24/04/2017 13:01 BST | Updated 25/04/2017 04:16 BST

It's Doctor, Actually

During medical school, this was a frequent occurrence. Once qualified, donning the stethoscope made my doctor status apparent. I lost this however as soon as I got married, and with my vows I seemed to bequeath my title to my husband.

The recent BBC video interview with the professor and his wonderful gatecrashing family has gained much media attention. It has given many households a few moments of delight, especially those of us with children - but when people assumed the wife to be the nanny, it highlighted that both gender and racial stereotypes are still commonplace.

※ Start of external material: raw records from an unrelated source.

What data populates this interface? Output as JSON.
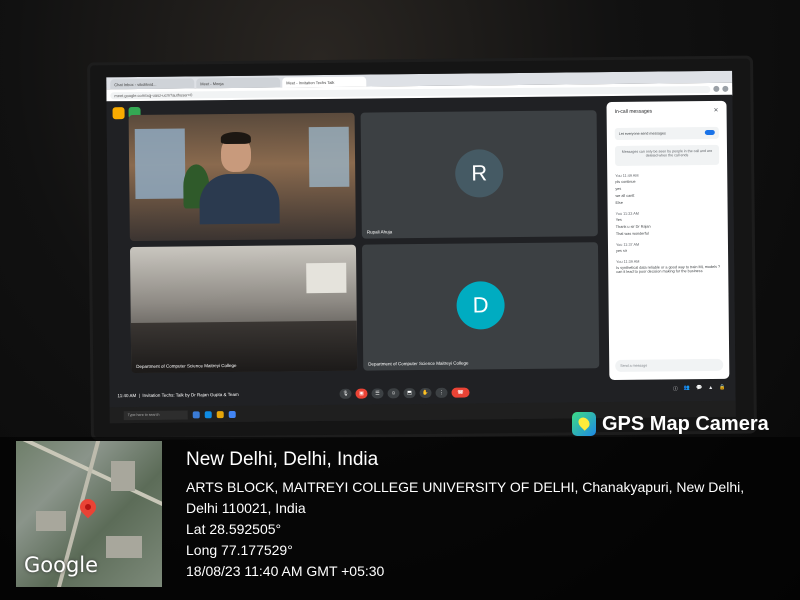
{
  "browser": {
    "tabs": [
      "Chat Inbox - vikolikvid...",
      "Meet - Meeja",
      "Meet - Invitation Techs Talk"
    ],
    "url": "meet.google.com/xqj-uasz-ucm?authuser=0"
  },
  "meet": {
    "participants": [
      {
        "name": "",
        "type": "video"
      },
      {
        "name": "Rupali Ahuja",
        "initial": "R",
        "color": "#455a64"
      },
      {
        "name": "Department of Computer Science Maitreyi College",
        "type": "video"
      },
      {
        "name": "Department of Computer Science Maitreyi College",
        "initial": "D",
        "color": "#00acc1"
      }
    ],
    "bottom": {
      "time": "11:40 AM",
      "meeting_title": "Invitation Techs: Talk by Dr Rajan Gupta & Team"
    }
  },
  "chat": {
    "title": "In-call messages",
    "toggle_label": "Let everyone send messages",
    "notice": "Messages can only be seen by people in the call and are deleted when the call ends",
    "input_placeholder": "Send a message",
    "messages": [
      {
        "who": "You 11:49 AM",
        "lines": [
          "pls continue",
          "yes",
          "we all cantt",
          "Else"
        ]
      },
      {
        "who": "You 11:33 AM",
        "lines": [
          "Yes",
          "Thank u sir Dr Rajan",
          "That was wonderful"
        ]
      },
      {
        "who": "You 11:37 AM",
        "lines": [
          "yes sir"
        ]
      },
      {
        "who": "You 11:39 AM",
        "lines": [
          "Is synthetical data reliable or a good way to train ML models ? can it lead to poor decision making for the business"
        ]
      }
    ]
  },
  "taskbar": {
    "search_placeholder": "Type here to search"
  },
  "gps": {
    "brand": "GPS Map Camera",
    "map_logo": "Google",
    "city": "New Delhi, Delhi, India",
    "address_line1": "ARTS BLOCK, MAITREYI COLLEGE UNIVERSITY OF DELHI, Chanakyapuri, New Delhi,",
    "address_line2": "Delhi 110021, India",
    "lat": "Lat 28.592505°",
    "long": "Long 77.177529°",
    "datetime": "18/08/23 11:40 AM GMT +05:30"
  }
}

As a female doctor of Asian origin, I have experienced gender and racial stereotypes since leaving the protective bubble of my North London grammar school. I was 18 when I was first asked where I was from. Initially I assumed they were asking from which part of London but I soon realized they were referring to the country. My English accent evidently didn't give this away. Another common question is, "What's your real name?" as if my Biblical name could only be a nickname for someone of my complexion.

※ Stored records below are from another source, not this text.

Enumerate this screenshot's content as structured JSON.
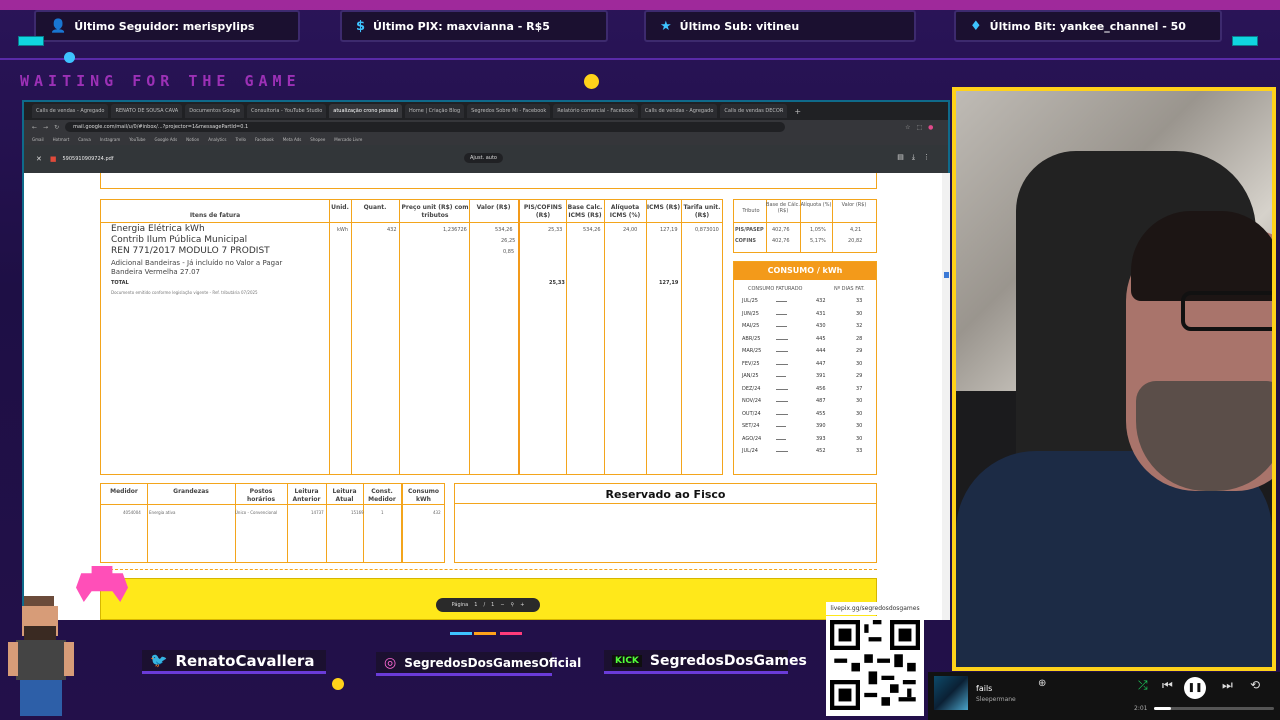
{
  "overlay": {
    "alerts": [
      {
        "label": "Último Seguidor: merispylips",
        "icon": "user-icon"
      },
      {
        "label": "Último PIX: maxvianna - R$5",
        "icon": "dollar-icon"
      },
      {
        "label": "Último Sub: vitineu",
        "icon": "star-icon"
      },
      {
        "label": "Último Bit: yankee_channel - 50",
        "icon": "diamond-icon"
      }
    ],
    "waiting_text": "WAITING FOR THE GAME",
    "socials": {
      "twitter": "RenatoCavallera",
      "instagram": "SegredosDosGamesOficial",
      "kick_badge": "KICK",
      "kick": "SegredosDosGames"
    },
    "qr_label": "livepix.gg/segredosdosgames",
    "accent_colors": {
      "neon_pink": "#ff3bd4",
      "teal": "#10d5e0",
      "yellow": "#ffd21a",
      "purple": "#2a1458"
    }
  },
  "browser": {
    "tabs": [
      "Calls de vendas - Agregado",
      "RENATO DE SOUSA CAVA",
      "Documentos Google",
      "Consultoria - YouTube Studio",
      "atualização crono pessoal",
      "Home | Criação Blog",
      "Segredos Sobre Mi - Facebook",
      "Relatório comercial - Facebook",
      "Calls de vendas - Agregado",
      "Calls de vendas DECOR"
    ],
    "url": "mail.google.com/mail/u/0/#inbox/...?projector=1&messagePartId=0.1",
    "bookmarks": [
      "Gmail",
      "Hotmart",
      "Canva",
      "Instagram",
      "YouTube",
      "Google Ads",
      "Notion",
      "Analytics",
      "Trello",
      "Facebook",
      "Meta Ads",
      "Shopee",
      "Mercado Livre"
    ],
    "pdf": {
      "filename": "5905910909724.pdf",
      "zoom": "Ajust. auto",
      "page_nav": {
        "label": "Página",
        "current": "1",
        "sep": "/",
        "total": "1"
      }
    }
  },
  "invoice": {
    "item_headers": [
      "Itens de fatura",
      "Unid.",
      "Quant.",
      "Preço unit (R$) com tributos",
      "Valor (R$)",
      "PIS/COFINS (R$)",
      "Base Calc. ICMS (R$)",
      "Alíquota ICMS (%)",
      "ICMS (R$)",
      "Tarifa unit. (R$)"
    ],
    "items": [
      {
        "desc": "Energia Elétrica kWh",
        "unid": "kWh",
        "quant": "432",
        "preco": "1,236726",
        "valor": "534,26",
        "pis": "25,33",
        "base": "534,26",
        "aliq": "24,00",
        "icms": "127,19",
        "tarifa": "0,873010"
      },
      {
        "desc": "Contrib Ilum Pública Municipal",
        "valor": "26,25"
      },
      {
        "desc": "REN 771/2017 MODULO 7 PRODIST",
        "valor": "0,85"
      },
      {
        "desc": "Adicional Bandeiras - Já incluído no Valor a Pagar"
      },
      {
        "desc": "Bandeira Vermelha 27.07"
      }
    ],
    "total_label": "TOTAL",
    "total_pis": "25,33",
    "total_icms": "127,19",
    "footnote": "Documento emitido conforme legislação vigente - Ref. tributária 07/2025",
    "tributo": {
      "headers": [
        "Tributo",
        "Base de Cálc. (R$)",
        "Alíquota (%)",
        "Valor (R$)"
      ],
      "rows": [
        {
          "name": "PIS/PASEP",
          "base": "402,76",
          "aliq": "1,05%",
          "valor": "4,21"
        },
        {
          "name": "COFINS",
          "base": "402,76",
          "aliq": "5,17%",
          "valor": "20,82"
        }
      ]
    },
    "consumo": {
      "title": "CONSUMO / kWh",
      "headers": [
        "CONSUMO FATURADO",
        "Nº DIAS FAT."
      ],
      "rows": [
        {
          "mes": "JUL/25",
          "kwh": "432",
          "dias": "33",
          "v": 0.95
        },
        {
          "mes": "JUN/25",
          "kwh": "431",
          "dias": "30",
          "v": 0.94
        },
        {
          "mes": "MAI/25",
          "kwh": "430",
          "dias": "32",
          "v": 0.94
        },
        {
          "mes": "ABR/25",
          "kwh": "445",
          "dias": "28",
          "v": 0.97
        },
        {
          "mes": "MAR/25",
          "kwh": "444",
          "dias": "29",
          "v": 0.97
        },
        {
          "mes": "FEV/25",
          "kwh": "447",
          "dias": "30",
          "v": 0.98
        },
        {
          "mes": "JAN/25",
          "kwh": "391",
          "dias": "29",
          "v": 0.85
        },
        {
          "mes": "DEZ/24",
          "kwh": "456",
          "dias": "37",
          "v": 1.0
        },
        {
          "mes": "NOV/24",
          "kwh": "487",
          "dias": "30",
          "v": 1.0
        },
        {
          "mes": "OUT/24",
          "kwh": "455",
          "dias": "30",
          "v": 1.0
        },
        {
          "mes": "SET/24",
          "kwh": "390",
          "dias": "30",
          "v": 0.85
        },
        {
          "mes": "AGO/24",
          "kwh": "393",
          "dias": "30",
          "v": 0.86
        },
        {
          "mes": "JUL/24",
          "kwh": "452",
          "dias": "33",
          "v": 0.99
        }
      ]
    },
    "medidor": {
      "headers": [
        "Medidor",
        "Grandezas",
        "Postos horários",
        "Leitura Anterior",
        "Leitura Atual",
        "Const. Medidor",
        "Consumo kWh"
      ],
      "row": [
        "4054004",
        "Energia ativa",
        "Único - Convencional",
        "14737",
        "15169",
        "1",
        "432"
      ]
    },
    "fisco_title": "Reservado ao Fisco"
  },
  "player": {
    "track": "fails",
    "artist": "Sleepermane",
    "time": "2:01",
    "progress": 0.14
  }
}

The issue I find most taxing however is the attitude towards me in my profession. Many female doctors will at some point be able to recall an incident during their training where they have been referred to as 'nurse' by a patient whilst our male counterparts are always doctors.

During medical school, this was a frequent occurrence. Once qualified, donning the stethoscope made my doctor status apparent. I lost this however as soon as I got married, and with my vows I seemed to bequeath my title to my husband.

My honeymoon consisted of several hotel staff constantly referring to my non-medical non-doctorate husband as "Doctor", which he found hilarious. I reassured myself that this was just because we were abroad but this trend continued back home in the UK.

On one particularly vexing occasion I attempted to remove my husband from my private medical insurance scheme. I was curtly told that I couldn't do so despite complaining that I myself had added him to my policy. The idea that the female 'Doctors' Scheme' representative wouldn't consider the female spouse to be a doctor hadn't entered my mind. After all, I had answered my security questions, which included my very gender specific first name at the start of the conversation, but yet, somehow the woman assumed my husband to be the doctor. After a frustrating few minutes I politely asked her to remind herself of the policyholder's name. There was a sudden silence followed by a mortified apology.

These frustrated stereotypes affected a recent kitchen order at a well-loved department store. My details couldn't be found on their system. They could see someone with my name and address but the title didn't match so of course it couldn't be me. They assumed the doctor was my 85-year-old father standing next to me. Eventually the issue was resolved and once again I did get a sincere apology.

I have come to expect these incidents, perhaps incorrectly, but they occur so frequently that they have become the norm. I have always assumed that it's my female status that confuses people rather than my ethnicity. Once again, I continue to demonstrate my naivety. I do reassure myself however that I only lost the title of Doctor on my honeymoon. My friend lost hers on her wedding day when the blushing bride and her non-medical non-doctorate husband were announced by the DJ as 'Dr and Mrs'.

It is now almost 90 years since women over 21 were allowed to vote, and two years after when children of the 1980's had expected to be using hover-boards and flying cars routinely. Yet it has taken an interview on Korean politics gone wrong to give credence to the race and gender biases in our society once again - reminding us that even the best of us, even if only on a subconscious level still harbour outdated views.

Misogynistic attitudes did nothing to prevent the ascent to the White House. We may well have a female prime minister, but during the last general election, my local party candidate knocked on my door complete with an ethnic minority representative in tow for me to 'relate' to. A cheap trick to get my vote, which they lost any chance of after commenting that within my ethnic community the wife would vote for whomever the husband votes. Shocking. Their only smidgen of a saving grace was that they knocked. The other major party candidate skips our house every election. I am not sure why?

In the meantime my exasperation at being asked: "Will I see the doctor next?" will likely continue. As will my infuriation when trying to get rid of telemarketers on the phone. Trying to be clever, I always tell them "Dr Ahmed isn't in" when they ask for me, to which they always respond, "So when will your husband be back?" Ironically they never assume I'm the nanny.